Years ago, I read about the sales strategies employed by a remarkably successful car salesperson.
One of them was to never pre-judge customers.
His fellow salespeople would ignore the scruffy looking guy or the tire-kicking teenager as being poor prospects. He never did that, and said he frequently closed deals when the poorly-dressed guy turned out to be wealthy, or the teenager returned with his dad (and dad’s checkbook) a few hours later.
This seems like sound advice. And, like much advice based on anecdotal evidence, it may be mostly wrong.
(Note: The salesperson in this story might have been Joe Girard, but I wasn’t able to track down the reference. If you’ve encountered this advice, feel free to confirm or correct me in a comment!)
Were the other salespeople wrong to make snap judgments? Perhaps not.
In a recent study published in the Journal of Marketing, the validity of a salesperson’s intuition was demonstrated.
The four month study, conducted in multiple locations of a mattress store chain, both observed salespeople interacting with customers and then followed up with interviews of both parties.
Intuitive vs. Deliberative
The researchers distinguished between two ways that salespeople evaluated the needs of customers. The first was intuitive – the salesperson’s first impression of what the customer needed and how to approach the sales process. The second was deliberative, which was a more reasoned re-appraisal of the situation that emphasized thinking about the interaction and often revising the first impression.
Here’s what the scientists found:
The results reveal that accurate intuitive judgments improve selling performance by enabling more appropriate initial sales strategies. These judgments not only help increase the effectiveness of salespeople’s selling efforts but also reduce the amount of selling time, resulting in improved selling efficiency. However, performance is compromised when inaccurate deliberative judgments follow accurate intuitive judgments.

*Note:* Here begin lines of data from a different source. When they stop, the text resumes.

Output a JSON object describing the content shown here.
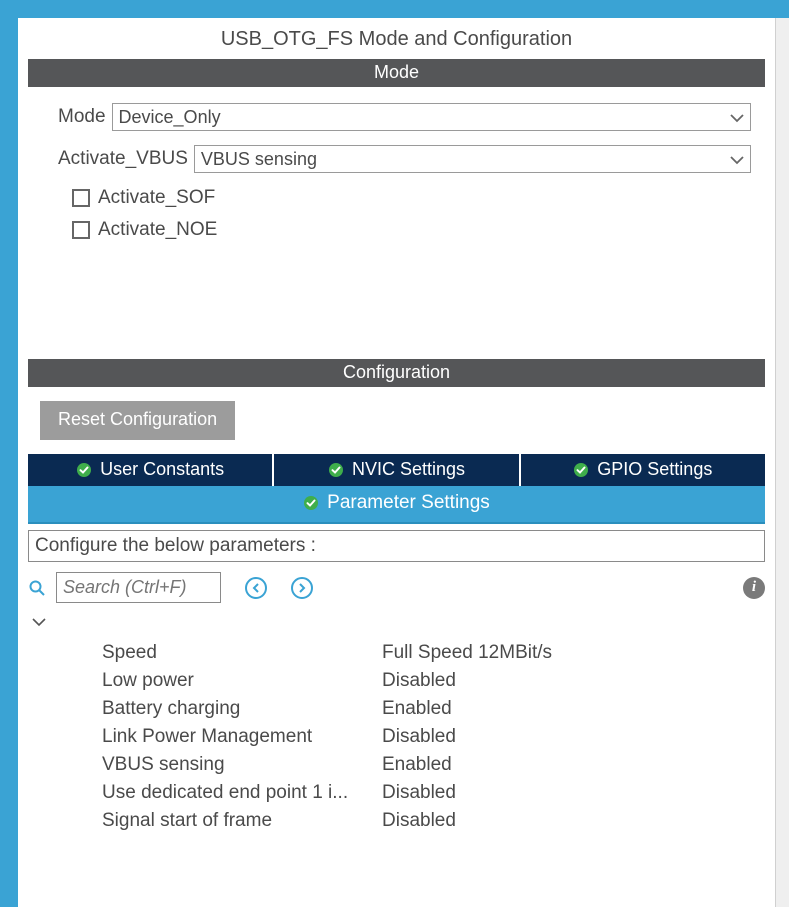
{
  "header": {
    "title": "USB_OTG_FS Mode and Configuration"
  },
  "modeSection": {
    "heading": "Mode",
    "modeLabel": "Mode",
    "modeValue": "Device_Only",
    "vbusLabel": "Activate_VBUS",
    "vbusValue": "VBUS sensing",
    "sofLabel": "Activate_SOF",
    "noeLabel": "Activate_NOE"
  },
  "configSection": {
    "heading": "Configuration",
    "resetLabel": "Reset Configuration",
    "tabs": {
      "userConstants": "User Constants",
      "nvic": "NVIC Settings",
      "gpio": "GPIO Settings",
      "parameter": "Parameter Settings"
    },
    "description": "Configure the below parameters :",
    "searchPlaceholder": "Search (Ctrl+F)",
    "parameters": [
      {
        "name": "Speed",
        "value": "Full Speed 12MBit/s"
      },
      {
        "name": "Low power",
        "value": "Disabled"
      },
      {
        "name": "Battery charging",
        "value": "Enabled"
      },
      {
        "name": "Link Power Management",
        "value": "Disabled"
      },
      {
        "name": "VBUS sensing",
        "value": "Enabled"
      },
      {
        "name": "Use dedicated end point 1 i...",
        "value": "Disabled"
      },
      {
        "name": "Signal start of frame",
        "value": "Disabled"
      }
    ]
  }
}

Customer interactions with salespeople were observed in multiple mattress stores.
The results showed that intuitive sales strategies were effective and efficient. On the other hand, overthinking them tended to result in fewer sales.
There are a few cautions before you turn off your brain and guess your way through the sales process.
First, the accuracy of the intuitive judgments was dependent on experience. A seasoned salesperson familiar with the product and typical customers will have better intuition than a newcomer to the field.
So, it’s possible that the master car salesman I described at the beginning of the article wasn’t wrong – he just had better intuition than the rest of the staff. Perhaps other salespeople had thoughts like, “Kids don’t have enough money to buy a car, and can’t get loans. I won’t waste my time”
Looking at the same teenager, our salesman’s intuition might have suggested that, “This kid looks like he comes from a well-off family, and his shopping style looks serious. I’ll go talk to him.”
The study also found that the most successful salespeople trusted their intuition but further improved results by adding some deliberative thinking.
How to improve your sales intuition
One key finding was that the salesperson’s empathy was a major factor in the accuracy of their intuition. The authors of the study recommend an “empathetic focus” on the customer, observing posture, tone of voice, and other clues to the customer’s emotional state.
While we often think of empathy as being a personal characteristic, or something we either are or aren’t good at, it can be learned.
For example, in Six Habits of Highly Empathic People writer Roman Krznaric suggests practices like developing active listening skills and working on your imagination.
Want to take an empathy test? If you’d like a rough idea of how empathetic you are, try this quiz at Greater Good.
Intuition Cuts Both Ways
Intuition helps salespeople gauge customer needs, but it works the other way, too.
Closing a sale depends on the customer’s perception of the salesperson’s personality, motivation, trustworthiness, and other factors. An interesting at Tufts university showed that salespeople could be evaluated in “thin slices,” i.e., very short samples of observation.
This adds to the wealth of studies showing how important first impressions are, and also suggests that “sales manager intuition” shouldn’t be discounted.
Intuition is Real
Quote attributed to Albert Einstein by author R. Samples. (Image via izquotes.com)
Some claims for intuition belong in the world of parapsychology. For example, there’s no scientific evidence that a person can intuitively predict future events, like that the plane they are boarding will have a mechanical problem.
But, when it comes to evaluating other people, assessing their needs, and even predicting their behaviour, the case for intuition is a lot stronger.
In this case, intuition isn’t a psychic phenomenon, but rather our brain analyzing subtle inputs to arrive at a conclusion or a feeling. As the first study showed, this intuitive processing is mostly non-conscious – over-analyzing the situation consciously resulted in less accurate predictions.
In short, when it comes to an in-person sales process, pay attention to your intuition and don’t overthink it.